**RECORDS PROVIDED**
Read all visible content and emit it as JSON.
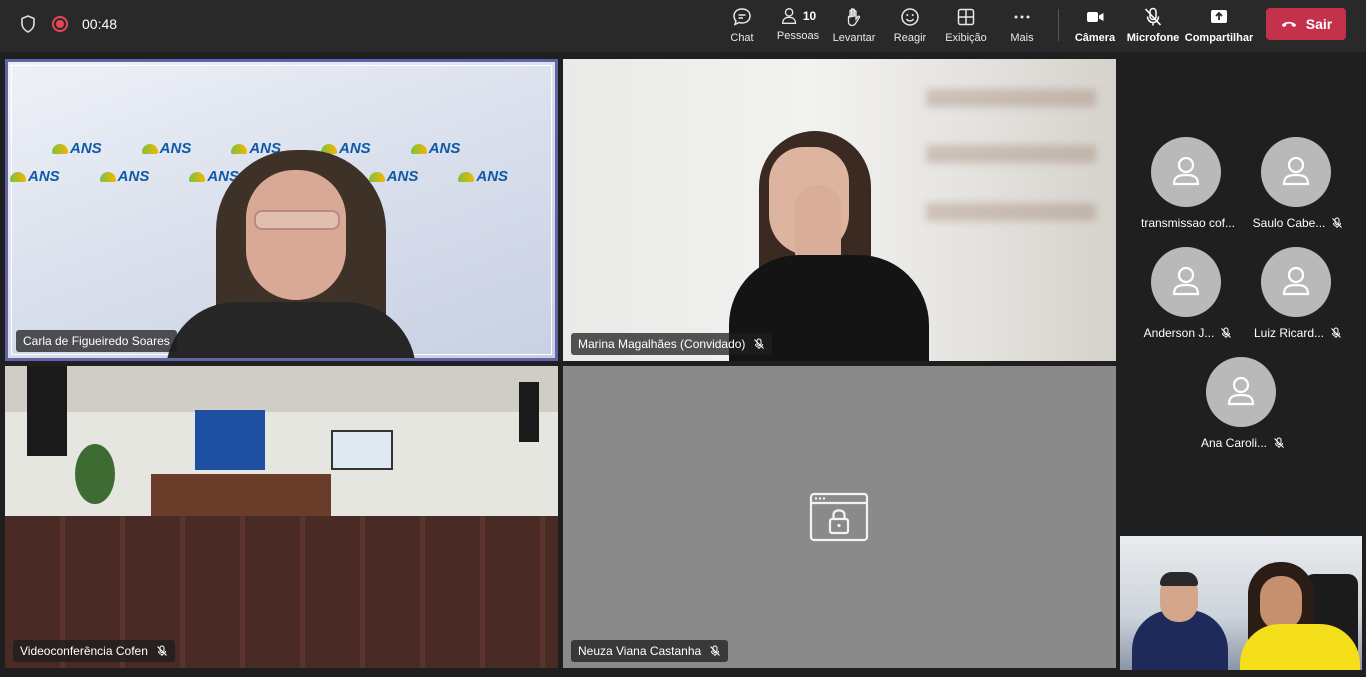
{
  "topbar": {
    "timer": "00:48",
    "buttons": {
      "chat": "Chat",
      "people": "Pessoas",
      "people_count": "10",
      "raise": "Levantar",
      "react": "Reagir",
      "view": "Exibição",
      "more": "Mais",
      "camera": "Câmera",
      "mic": "Microfone",
      "share": "Compartilhar"
    },
    "leave": "Sair",
    "leave_color": "#c4314b"
  },
  "tiles": {
    "carla": {
      "name": "Carla de Figueiredo Soares",
      "logo_text": "ANS"
    },
    "marina": {
      "name": "Marina Magalhães (Convidado)"
    },
    "cofen": {
      "name": "Videoconferência Cofen"
    },
    "neuza": {
      "name": "Neuza Viana Castanha"
    }
  },
  "roster": [
    {
      "name": "transmissao cof...",
      "muted": false
    },
    {
      "name": "Saulo Cabe...",
      "muted": true
    },
    {
      "name": "Anderson J...",
      "muted": true
    },
    {
      "name": "Luiz Ricard...",
      "muted": true
    },
    {
      "name": "Ana Caroli...",
      "muted": true
    }
  ],
  "colors": {
    "accent": "#6264a7",
    "background": "#1f1f1f",
    "topbar": "#292929"
  }
}
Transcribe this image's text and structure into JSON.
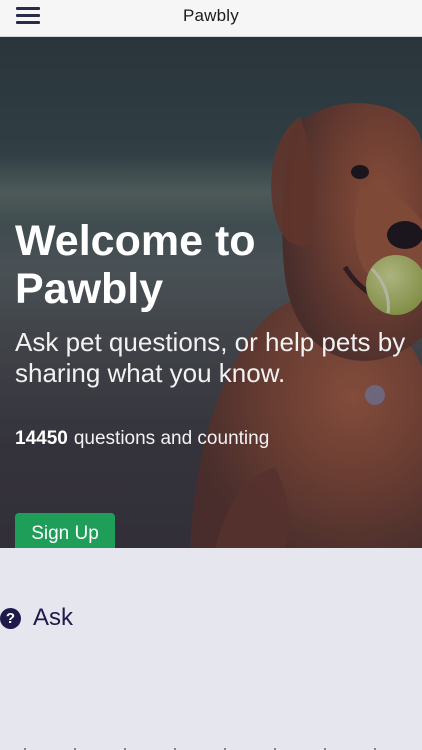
{
  "navbar": {
    "title": "Pawbly",
    "menu_icon": "hamburger-menu-icon"
  },
  "hero": {
    "title": "Welcome to Pawbly",
    "subtitle": "Ask pet questions, or help pets by sharing what you know.",
    "question_count": "14450",
    "question_count_suffix": "questions and counting",
    "signup_label": "Sign Up"
  },
  "ask": {
    "icon": "question-circle-icon",
    "label": "Ask"
  },
  "colors": {
    "brand_dark": "#1e1b4b",
    "signup_green": "#1f9e5a",
    "page_background": "#e6e6ef",
    "navbar_background": "#f6f6f6"
  }
}
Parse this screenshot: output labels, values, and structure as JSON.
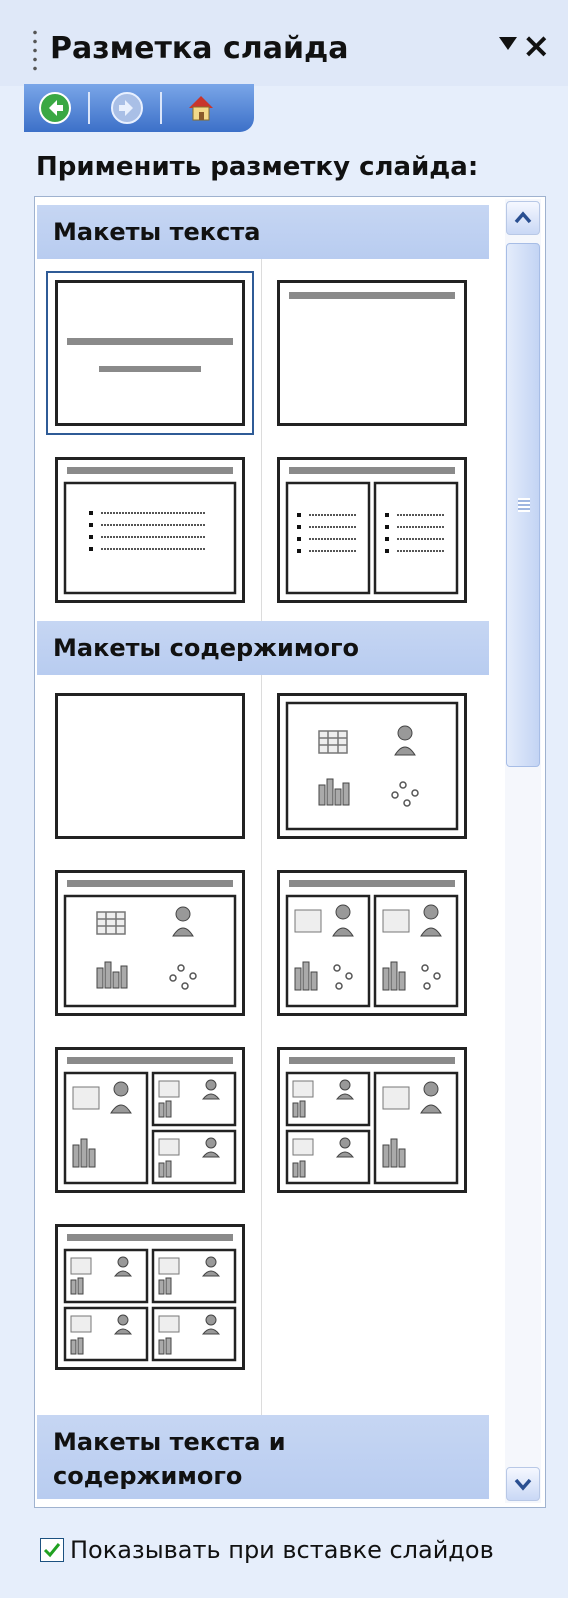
{
  "pane": {
    "title": "Разметка слайда",
    "apply_heading": "Применить разметку слайда:"
  },
  "sections": {
    "text_layouts": "Макеты текста",
    "content_layouts": "Макеты содержимого",
    "text_and_content_line1": "Макеты текста и",
    "text_and_content_line2": "содержимого"
  },
  "footer": {
    "show_on_insert_label": "Показывать при вставке слайдов",
    "show_on_insert_checked": true
  },
  "icons": {
    "back": "back-arrow-icon",
    "forward": "forward-arrow-icon",
    "home": "home-icon",
    "dropdown": "triangle-down",
    "close": "x"
  },
  "colors": {
    "pane_bg": "#e6eefb",
    "section_header": "#bfd1f1",
    "nav_strip": "#3c70c8",
    "selection_border": "#2f5b96"
  }
}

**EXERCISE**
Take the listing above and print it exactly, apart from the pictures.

**COMPLETED TASK**
Read all visible content and emit it as JSON.
{
  "topbar": {
    "timer": "00:48",
    "buttons": {
      "chat": "Chat",
      "people": "Pessoas",
      "people_count": "10",
      "raise": "Levantar",
      "react": "Reagir",
      "view": "Exibição",
      "more": "Mais",
      "camera": "Câmera",
      "mic": "Microfone",
      "share": "Compartilhar"
    },
    "leave": "Sair",
    "leave_color": "#c4314b"
  },
  "tiles": {
    "carla": {
      "name": "Carla de Figueiredo Soares",
      "logo_text": "ANS"
    },
    "marina": {
      "name": "Marina Magalhães (Convidado)"
    },
    "cofen": {
      "name": "Videoconferência Cofen"
    },
    "neuza": {
      "name": "Neuza Viana Castanha"
    }
  },
  "roster": [
    {
      "name": "transmissao cof...",
      "muted": false
    },
    {
      "name": "Saulo Cabe...",
      "muted": true
    },
    {
      "name": "Anderson J...",
      "muted": true
    },
    {
      "name": "Luiz Ricard...",
      "muted": true
    },
    {
      "name": "Ana Caroli...",
      "muted": true
    }
  ],
  "colors": {
    "accent": "#6264a7",
    "background": "#1f1f1f",
    "topbar": "#292929"
  }
}
Transcribe this image's text and structure into JSON.
{
  "navbar": {
    "title": "Pawbly",
    "menu_icon": "hamburger-menu-icon"
  },
  "hero": {
    "title": "Welcome to Pawbly",
    "subtitle": "Ask pet questions, or help pets by sharing what you know.",
    "question_count": "14450",
    "question_count_suffix": "questions and counting",
    "signup_label": "Sign Up"
  },
  "ask": {
    "icon": "question-circle-icon",
    "label": "Ask"
  },
  "colors": {
    "brand_dark": "#1e1b4b",
    "signup_green": "#1f9e5a",
    "page_background": "#e6e6ef",
    "navbar_background": "#f6f6f6"
  }
}
Parse this screenshot: output labels, values, and structure as JSON.
{
  "pane": {
    "title": "Разметка слайда",
    "apply_heading": "Применить разметку слайда:"
  },
  "sections": {
    "text_layouts": "Макеты текста",
    "content_layouts": "Макеты содержимого",
    "text_and_content_line1": "Макеты текста и",
    "text_and_content_line2": "содержимого"
  },
  "footer": {
    "show_on_insert_label": "Показывать при вставке слайдов",
    "show_on_insert_checked": true
  },
  "icons": {
    "back": "back-arrow-icon",
    "forward": "forward-arrow-icon",
    "home": "home-icon",
    "dropdown": "triangle-down",
    "close": "x"
  },
  "colors": {
    "pane_bg": "#e6eefb",
    "section_header": "#bfd1f1",
    "nav_strip": "#3c70c8",
    "selection_border": "#2f5b96"
  }
}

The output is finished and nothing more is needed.